If you're really lucky, you get to make history once in your life. But when President Obama takes the stage Monday (January 21) for his second inauguration, it will mark yet another milestone for the commander in chief, his party and the nation.
Once he takes the oath of office, Obama will become only the sixth Democratic president since 1900 to earn a second term in the White House, and he's done so at a time in the nation's history when monumental changes loom on the horizon, from potentially historic legislation on immigration and gun-law reform to a looming Supreme Court decision that could set a national precedent on gay marriage.
But first things first: Inauguration Day.
The president, his family and Vice President Joe Biden and family will take their place on the steps of the U.S. Capitol in Washington, D.C., with the day's official theme dubbed "Faith in America's Future." Events will mark the 150th anniversary of the Emancipation Proclamation and the placement of the Statue of Freedom on top of the Capitol dome in 1863.
In keeping with the theme, Obama will once again take the oath of office on both a Bible owned by President Lincoln, as well as a second Bible owned by the late civil-rights icon Dr. Martin Luther King Jr. The day will kick off shortly after 11:30 a.m. ET with opening musical selections from the United States Marine Band, as well as the kids of P.S. 22 from Staten Island, New York, and the Lee University Festival Choir from Cleveland, Tennessee.
[article id="1700416"]Follow our pop-culture guide to President Obama's second inauguration![/article]
Longtime New York Senator Charles Schumer will provide the opening remarks and call to order, followed by the invocation from Myrlie Evers-Williams, wife of slain civil-rights activist Medgar Evers. After a selection from the Brooklyn Tabernacle Choir, VP Biden will take the oath of office, which will be administered by U.S. Supreme Court Associate Justice Sonia Sotomayor.
Just before Obama gets ready to take his oath of office from Supreme Court Chief Justice John Roberts, James Taylor will sing "America the Beautiful." The stage will then be set for Obama's inaugural address. Huffington Post columnist and former Bill Clinton speechwriter David Kusnet wrote last week that the challenge facing one of the nation's most eloquent public speakers is even steeper than the historical hill Obama scaled in 2009.
"While crafting any inaugural address is difficult, drafting a second inaugural is even more daunting," he said, alluding to the memorable first addresses from Lincoln, FDR and Kennedy. "Traditionally, inaugurals are prose poems, seeking to reunify the American people after divisive election campaigns, situate the current challenges in the sweep of the nation's history, and rally the nation to tackle the tasks at hand. But second inaugural addresses are almost always more prosaic because the president has presented his vision for the future many times before while striving to achieve his agenda for the past four years.
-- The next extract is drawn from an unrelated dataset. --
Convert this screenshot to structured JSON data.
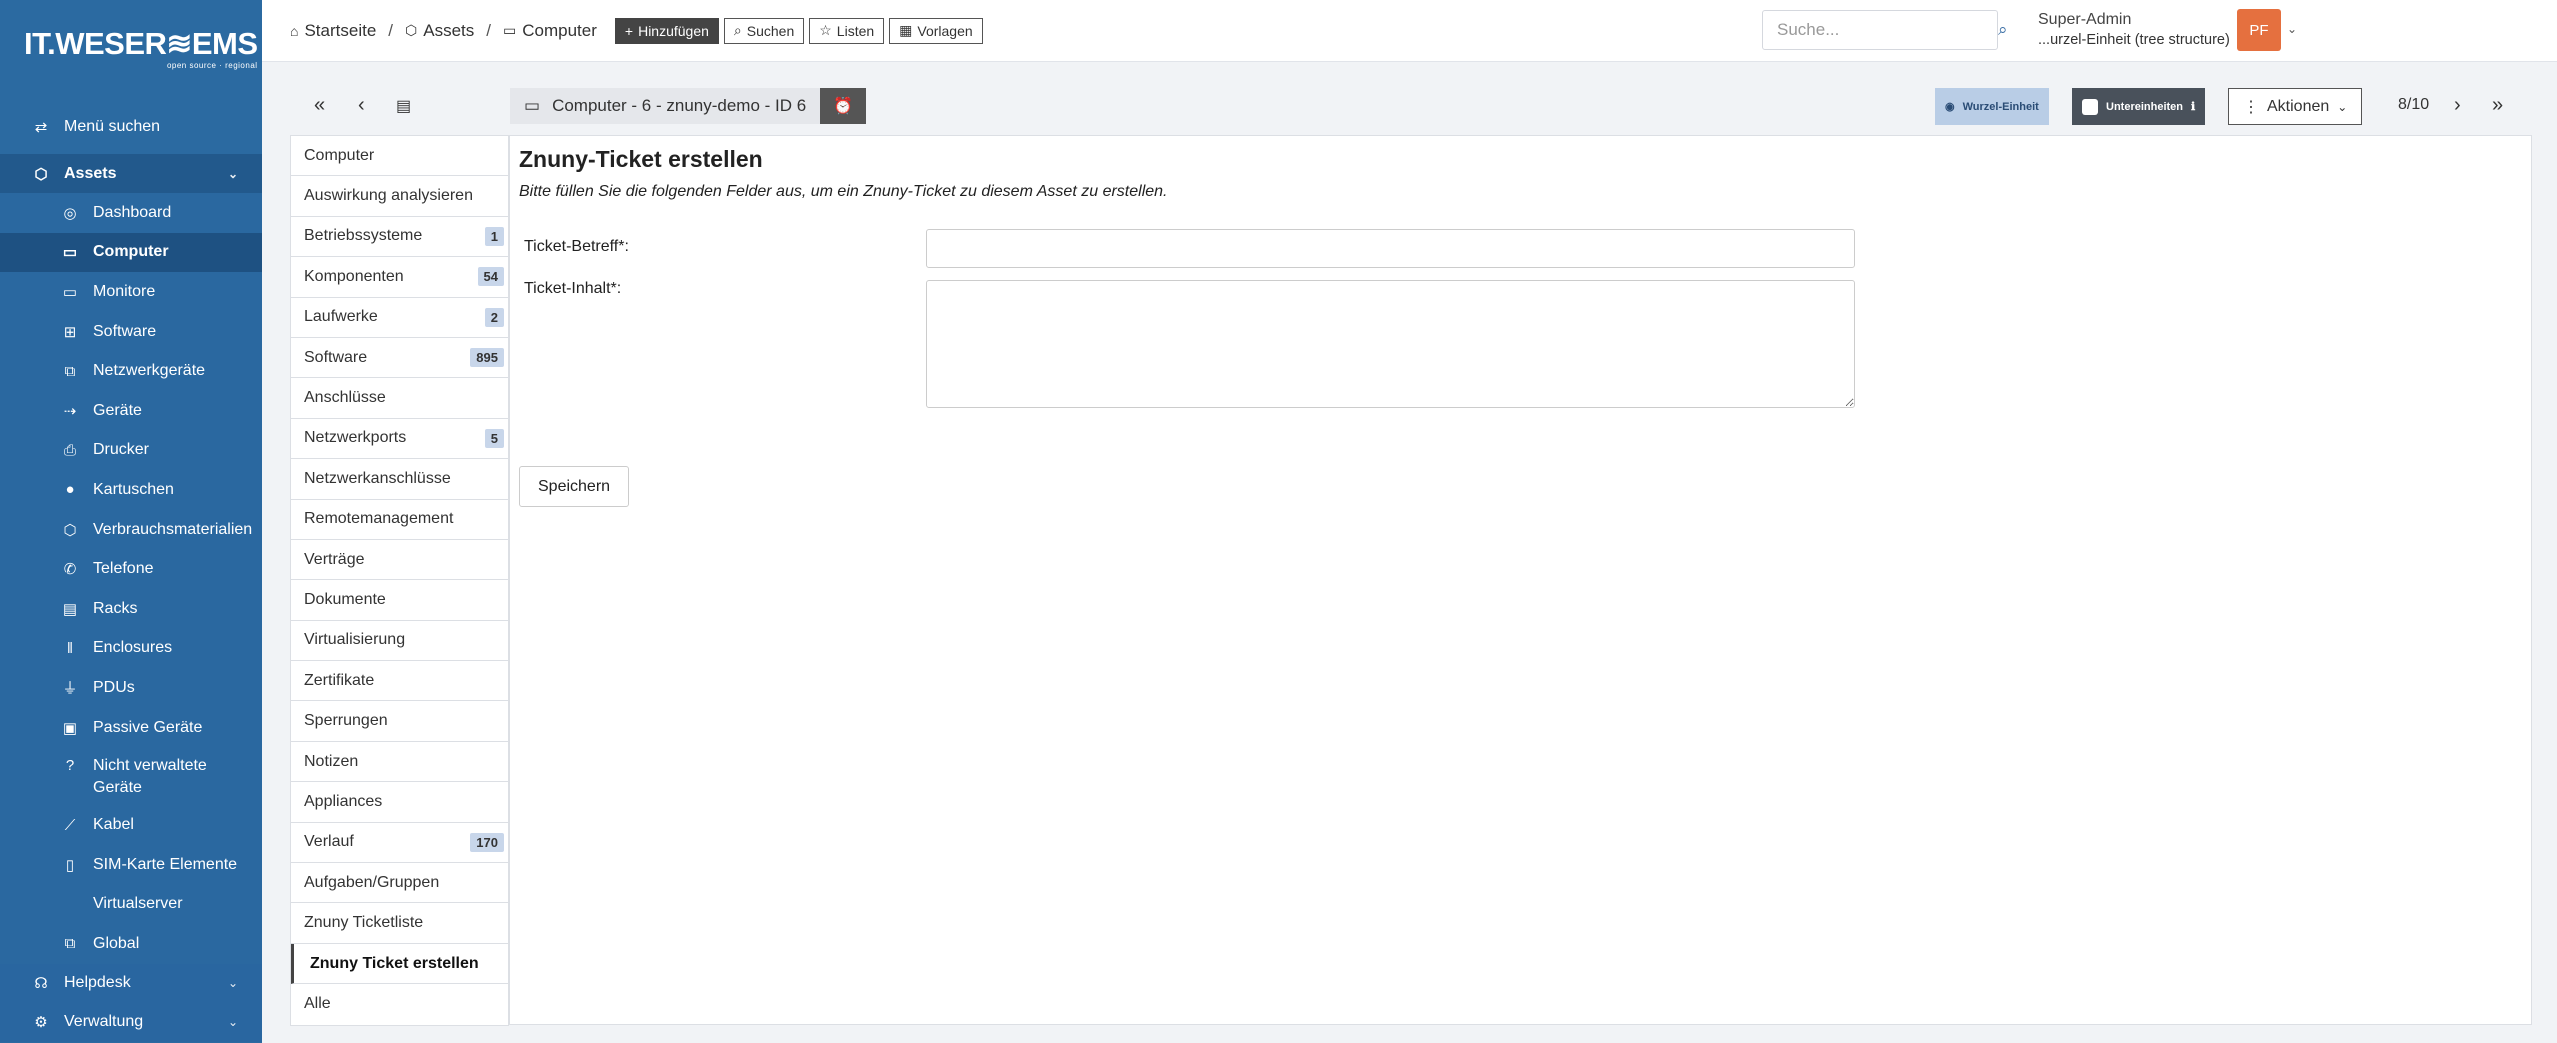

"When President Obama delivers his second inaugural address on Monday, he'll strive to clear two different historic hurdles," he continued. "As a second-term president at a time of intense partisanship, he'll have a harder time than four years ago at appealing to Americans' yearning for hope and change."
With hopes of passing substantive gun-rights and immigration legislation, Obama also strives to keep the economy on a path out of the Great Recession and address climate change. As with other second-termers, he will likely avoid talking specifics and focus on the broader principles behind his programs, leaving the details to his February 12 State of the Union address.
He'll likely remind us of where we've gone over the past four years — passing health care legislation, winding down the wars in Iraq and Afghanistan, [article id="1671028"]ending the military's "don't ask, don't tell" policy[/article] and staving off a ruinous financial disaster — and appeal to the nation to come together to build a brighter future.
When he's done, [article id="1700006"]Kelly Clarkson will follow[/article] with "My Country 'Tis of Thee," poet Richard Blanco will read one of his works and Beyoncé will close things out with the national anthem.
And then? Well, it's time to party at the official Inaugural Ball!
Stick with MTV News all day as we bring you live coverage from Washington, D.C., of President Obama's second inauguration.